Lastly, a workaround can be made. If a canvas has linked files we automatically open them in new tabs. This won’t improve the creative workflow, but at least it won’t bug the user with strange warnings. Can be a temporary solution.

And of course, we’re talking about drastically changing the behaviour of the program so it should be put to a discussion/vote. Maybe someone will point out why we should keep things the way they are now.

It seems to me there is another way here, although I’m a new user and so perhaps I’m misunderstanding something. In most applications when doing an operation called “import” with something created externally, you aren’t linking to the original; you are pulling a copy of it into the containing document. When you then attempt to alter it, you’re thus not altering the original at all, but only the version embedded in the working document. So here I could envision two solutions. One would be to do a true import rather than a link.
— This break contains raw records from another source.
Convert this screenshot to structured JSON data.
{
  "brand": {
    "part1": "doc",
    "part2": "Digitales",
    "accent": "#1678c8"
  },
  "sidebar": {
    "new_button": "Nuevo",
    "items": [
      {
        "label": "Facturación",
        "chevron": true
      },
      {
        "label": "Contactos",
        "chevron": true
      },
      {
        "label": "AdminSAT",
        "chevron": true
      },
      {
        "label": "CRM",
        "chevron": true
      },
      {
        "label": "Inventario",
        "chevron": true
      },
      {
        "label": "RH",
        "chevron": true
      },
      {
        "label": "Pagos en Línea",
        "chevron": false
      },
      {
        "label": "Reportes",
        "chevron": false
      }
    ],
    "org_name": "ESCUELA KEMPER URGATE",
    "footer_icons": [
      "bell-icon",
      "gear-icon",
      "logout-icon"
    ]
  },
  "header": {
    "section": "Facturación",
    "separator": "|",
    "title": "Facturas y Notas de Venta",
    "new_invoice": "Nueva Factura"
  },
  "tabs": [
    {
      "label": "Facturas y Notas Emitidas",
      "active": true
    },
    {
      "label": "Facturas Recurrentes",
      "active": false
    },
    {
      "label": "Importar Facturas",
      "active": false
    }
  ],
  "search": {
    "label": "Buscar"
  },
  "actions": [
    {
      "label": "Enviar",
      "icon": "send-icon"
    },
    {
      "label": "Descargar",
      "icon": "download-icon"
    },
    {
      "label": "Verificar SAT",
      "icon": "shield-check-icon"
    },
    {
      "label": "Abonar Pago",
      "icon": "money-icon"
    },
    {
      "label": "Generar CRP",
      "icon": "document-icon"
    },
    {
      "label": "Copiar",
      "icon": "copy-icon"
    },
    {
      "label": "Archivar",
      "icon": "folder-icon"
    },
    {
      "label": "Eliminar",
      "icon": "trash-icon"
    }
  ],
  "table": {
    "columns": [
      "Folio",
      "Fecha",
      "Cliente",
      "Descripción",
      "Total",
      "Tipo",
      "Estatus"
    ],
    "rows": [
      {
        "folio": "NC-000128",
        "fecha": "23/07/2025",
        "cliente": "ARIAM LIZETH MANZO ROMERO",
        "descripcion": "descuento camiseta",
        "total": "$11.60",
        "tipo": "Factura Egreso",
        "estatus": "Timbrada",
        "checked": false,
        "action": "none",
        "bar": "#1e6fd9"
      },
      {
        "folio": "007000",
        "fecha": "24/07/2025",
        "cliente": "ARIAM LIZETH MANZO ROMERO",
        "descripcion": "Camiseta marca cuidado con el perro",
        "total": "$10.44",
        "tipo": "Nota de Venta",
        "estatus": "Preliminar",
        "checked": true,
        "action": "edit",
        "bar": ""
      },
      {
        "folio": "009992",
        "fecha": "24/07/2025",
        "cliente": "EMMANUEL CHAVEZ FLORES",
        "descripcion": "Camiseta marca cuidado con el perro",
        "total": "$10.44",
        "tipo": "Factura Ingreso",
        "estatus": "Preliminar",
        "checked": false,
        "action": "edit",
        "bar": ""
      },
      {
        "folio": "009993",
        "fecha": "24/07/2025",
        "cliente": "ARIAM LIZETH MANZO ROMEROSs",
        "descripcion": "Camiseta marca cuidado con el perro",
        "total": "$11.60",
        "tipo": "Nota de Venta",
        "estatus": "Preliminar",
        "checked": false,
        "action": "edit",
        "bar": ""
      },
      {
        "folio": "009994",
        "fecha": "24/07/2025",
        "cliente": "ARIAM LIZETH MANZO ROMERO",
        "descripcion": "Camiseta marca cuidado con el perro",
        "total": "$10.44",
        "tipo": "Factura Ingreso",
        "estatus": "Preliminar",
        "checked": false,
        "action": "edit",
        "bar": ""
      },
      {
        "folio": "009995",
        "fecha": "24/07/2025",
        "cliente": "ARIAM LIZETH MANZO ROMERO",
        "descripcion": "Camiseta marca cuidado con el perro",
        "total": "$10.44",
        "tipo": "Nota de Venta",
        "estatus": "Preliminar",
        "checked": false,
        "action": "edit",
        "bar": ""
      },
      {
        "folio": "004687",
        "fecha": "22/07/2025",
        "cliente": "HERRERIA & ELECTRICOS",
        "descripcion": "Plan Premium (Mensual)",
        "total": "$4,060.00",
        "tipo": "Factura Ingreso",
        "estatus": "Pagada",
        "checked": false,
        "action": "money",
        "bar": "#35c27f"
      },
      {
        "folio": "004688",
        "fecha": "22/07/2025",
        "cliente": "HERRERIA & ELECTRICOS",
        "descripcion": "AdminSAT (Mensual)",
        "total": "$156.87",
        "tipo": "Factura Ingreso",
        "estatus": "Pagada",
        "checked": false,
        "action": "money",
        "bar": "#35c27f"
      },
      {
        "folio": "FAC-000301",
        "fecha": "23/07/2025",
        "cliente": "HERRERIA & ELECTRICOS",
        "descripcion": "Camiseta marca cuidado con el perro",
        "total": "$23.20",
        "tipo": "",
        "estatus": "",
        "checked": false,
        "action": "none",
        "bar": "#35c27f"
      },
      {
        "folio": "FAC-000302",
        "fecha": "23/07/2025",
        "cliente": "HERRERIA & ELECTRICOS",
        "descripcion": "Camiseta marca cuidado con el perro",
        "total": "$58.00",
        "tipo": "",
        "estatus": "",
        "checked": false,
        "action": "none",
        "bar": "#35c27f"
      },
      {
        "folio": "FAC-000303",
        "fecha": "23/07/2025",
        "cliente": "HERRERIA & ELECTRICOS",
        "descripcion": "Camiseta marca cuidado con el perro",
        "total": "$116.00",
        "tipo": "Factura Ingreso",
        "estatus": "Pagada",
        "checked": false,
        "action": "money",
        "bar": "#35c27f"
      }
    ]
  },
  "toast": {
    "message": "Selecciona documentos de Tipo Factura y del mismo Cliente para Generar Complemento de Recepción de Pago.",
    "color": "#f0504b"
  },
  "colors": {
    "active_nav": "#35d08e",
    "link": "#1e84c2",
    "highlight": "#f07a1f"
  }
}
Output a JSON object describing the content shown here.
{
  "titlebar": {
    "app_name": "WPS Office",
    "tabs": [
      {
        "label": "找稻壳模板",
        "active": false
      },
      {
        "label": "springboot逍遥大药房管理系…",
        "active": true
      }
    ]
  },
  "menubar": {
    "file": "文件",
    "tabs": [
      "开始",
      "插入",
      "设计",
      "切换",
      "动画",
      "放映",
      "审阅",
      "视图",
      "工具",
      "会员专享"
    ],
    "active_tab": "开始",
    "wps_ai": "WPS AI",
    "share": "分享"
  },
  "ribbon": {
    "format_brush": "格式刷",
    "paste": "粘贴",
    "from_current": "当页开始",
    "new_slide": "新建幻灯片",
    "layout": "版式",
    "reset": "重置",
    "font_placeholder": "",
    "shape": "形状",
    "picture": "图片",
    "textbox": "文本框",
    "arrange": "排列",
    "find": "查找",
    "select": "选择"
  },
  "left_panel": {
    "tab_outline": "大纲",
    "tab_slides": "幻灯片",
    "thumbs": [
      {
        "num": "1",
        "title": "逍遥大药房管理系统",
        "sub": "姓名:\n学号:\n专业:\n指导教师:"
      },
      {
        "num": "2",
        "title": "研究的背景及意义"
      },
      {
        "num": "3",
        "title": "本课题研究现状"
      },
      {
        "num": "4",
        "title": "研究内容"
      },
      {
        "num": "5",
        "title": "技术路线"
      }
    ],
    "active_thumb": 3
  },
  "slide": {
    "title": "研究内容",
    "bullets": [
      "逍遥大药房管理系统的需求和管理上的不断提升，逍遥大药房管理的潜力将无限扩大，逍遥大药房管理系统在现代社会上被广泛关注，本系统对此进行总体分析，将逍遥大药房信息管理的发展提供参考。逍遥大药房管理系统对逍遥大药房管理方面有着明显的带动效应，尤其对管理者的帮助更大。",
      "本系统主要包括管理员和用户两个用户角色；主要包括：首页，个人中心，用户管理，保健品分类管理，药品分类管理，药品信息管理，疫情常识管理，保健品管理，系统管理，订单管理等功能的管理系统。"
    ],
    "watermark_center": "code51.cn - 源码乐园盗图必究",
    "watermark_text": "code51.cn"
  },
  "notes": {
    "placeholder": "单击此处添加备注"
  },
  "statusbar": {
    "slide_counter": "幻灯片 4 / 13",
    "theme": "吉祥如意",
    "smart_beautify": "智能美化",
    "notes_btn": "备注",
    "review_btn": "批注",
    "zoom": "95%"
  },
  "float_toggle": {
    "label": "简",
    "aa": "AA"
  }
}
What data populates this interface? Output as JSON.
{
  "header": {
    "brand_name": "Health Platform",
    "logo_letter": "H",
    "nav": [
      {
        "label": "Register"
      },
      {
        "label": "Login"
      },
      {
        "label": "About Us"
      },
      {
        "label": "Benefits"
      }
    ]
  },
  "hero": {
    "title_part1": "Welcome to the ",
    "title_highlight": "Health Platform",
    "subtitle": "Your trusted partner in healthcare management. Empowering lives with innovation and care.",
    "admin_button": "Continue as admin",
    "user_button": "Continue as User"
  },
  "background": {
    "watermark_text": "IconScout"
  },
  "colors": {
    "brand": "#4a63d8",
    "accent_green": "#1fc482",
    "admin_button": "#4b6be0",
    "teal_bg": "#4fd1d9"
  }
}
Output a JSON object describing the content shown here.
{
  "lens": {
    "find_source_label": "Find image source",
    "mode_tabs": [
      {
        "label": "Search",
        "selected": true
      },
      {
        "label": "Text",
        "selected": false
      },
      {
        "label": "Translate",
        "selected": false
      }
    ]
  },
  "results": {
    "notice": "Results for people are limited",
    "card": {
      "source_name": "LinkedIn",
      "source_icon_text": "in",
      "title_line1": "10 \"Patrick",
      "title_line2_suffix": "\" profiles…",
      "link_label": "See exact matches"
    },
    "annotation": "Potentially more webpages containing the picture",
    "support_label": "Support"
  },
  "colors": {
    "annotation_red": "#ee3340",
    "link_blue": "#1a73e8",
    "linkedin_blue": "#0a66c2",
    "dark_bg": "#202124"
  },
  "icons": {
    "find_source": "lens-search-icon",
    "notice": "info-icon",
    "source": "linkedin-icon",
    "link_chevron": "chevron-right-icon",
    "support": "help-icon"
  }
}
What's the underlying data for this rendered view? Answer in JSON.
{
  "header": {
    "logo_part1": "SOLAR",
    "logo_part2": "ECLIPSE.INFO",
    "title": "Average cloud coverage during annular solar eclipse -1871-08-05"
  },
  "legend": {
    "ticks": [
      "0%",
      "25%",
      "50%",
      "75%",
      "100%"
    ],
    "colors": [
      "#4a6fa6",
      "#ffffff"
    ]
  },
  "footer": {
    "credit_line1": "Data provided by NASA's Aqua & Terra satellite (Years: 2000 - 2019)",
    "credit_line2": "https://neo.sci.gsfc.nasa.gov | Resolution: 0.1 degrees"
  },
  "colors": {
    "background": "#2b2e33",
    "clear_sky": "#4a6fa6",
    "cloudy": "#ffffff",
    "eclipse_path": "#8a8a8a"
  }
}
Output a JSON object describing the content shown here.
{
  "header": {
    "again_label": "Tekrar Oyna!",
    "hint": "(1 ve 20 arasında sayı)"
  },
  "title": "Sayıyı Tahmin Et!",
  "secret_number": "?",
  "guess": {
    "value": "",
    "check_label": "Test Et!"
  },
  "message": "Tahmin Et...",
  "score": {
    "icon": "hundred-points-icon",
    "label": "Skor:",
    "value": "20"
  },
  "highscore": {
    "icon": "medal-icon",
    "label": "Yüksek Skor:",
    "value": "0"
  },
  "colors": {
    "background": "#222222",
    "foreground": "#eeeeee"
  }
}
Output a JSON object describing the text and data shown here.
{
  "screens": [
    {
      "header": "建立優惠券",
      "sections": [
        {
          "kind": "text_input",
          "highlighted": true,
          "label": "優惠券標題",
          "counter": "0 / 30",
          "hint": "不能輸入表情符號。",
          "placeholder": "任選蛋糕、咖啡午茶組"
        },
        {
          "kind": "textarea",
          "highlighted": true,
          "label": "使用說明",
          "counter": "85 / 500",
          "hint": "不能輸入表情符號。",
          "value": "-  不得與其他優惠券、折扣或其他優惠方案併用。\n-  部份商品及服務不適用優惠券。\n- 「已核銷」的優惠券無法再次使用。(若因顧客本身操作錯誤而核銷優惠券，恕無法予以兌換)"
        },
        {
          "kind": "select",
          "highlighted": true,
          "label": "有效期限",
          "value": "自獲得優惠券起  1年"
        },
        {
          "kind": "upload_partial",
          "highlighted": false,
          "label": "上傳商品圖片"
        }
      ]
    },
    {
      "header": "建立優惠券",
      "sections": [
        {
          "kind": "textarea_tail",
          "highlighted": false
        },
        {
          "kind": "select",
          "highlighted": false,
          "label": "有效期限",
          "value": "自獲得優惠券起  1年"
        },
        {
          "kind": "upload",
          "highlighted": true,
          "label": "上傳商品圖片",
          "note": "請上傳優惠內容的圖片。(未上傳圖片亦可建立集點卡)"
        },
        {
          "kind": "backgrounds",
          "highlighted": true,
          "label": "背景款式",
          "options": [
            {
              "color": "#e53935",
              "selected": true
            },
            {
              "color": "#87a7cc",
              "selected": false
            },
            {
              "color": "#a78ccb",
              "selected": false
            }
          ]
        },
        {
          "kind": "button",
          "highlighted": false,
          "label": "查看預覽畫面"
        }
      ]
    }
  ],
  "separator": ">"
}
The other would be to adjust the interface terminology so it is clear that you’re linking to an external document. (This isn’t clear today, and the message surprised me when I first encountered it for exactly the same reason.) Maybe best of all, which some applications allow, is letting the user choose whether to link to an external file (which can be very useful in compositing) or to embed an imported copy of that external file (also very desirable in some circumstances, like where the external file is just a starting point, or where it may be changed later and you don’t want it affecting the compositions that depend on it).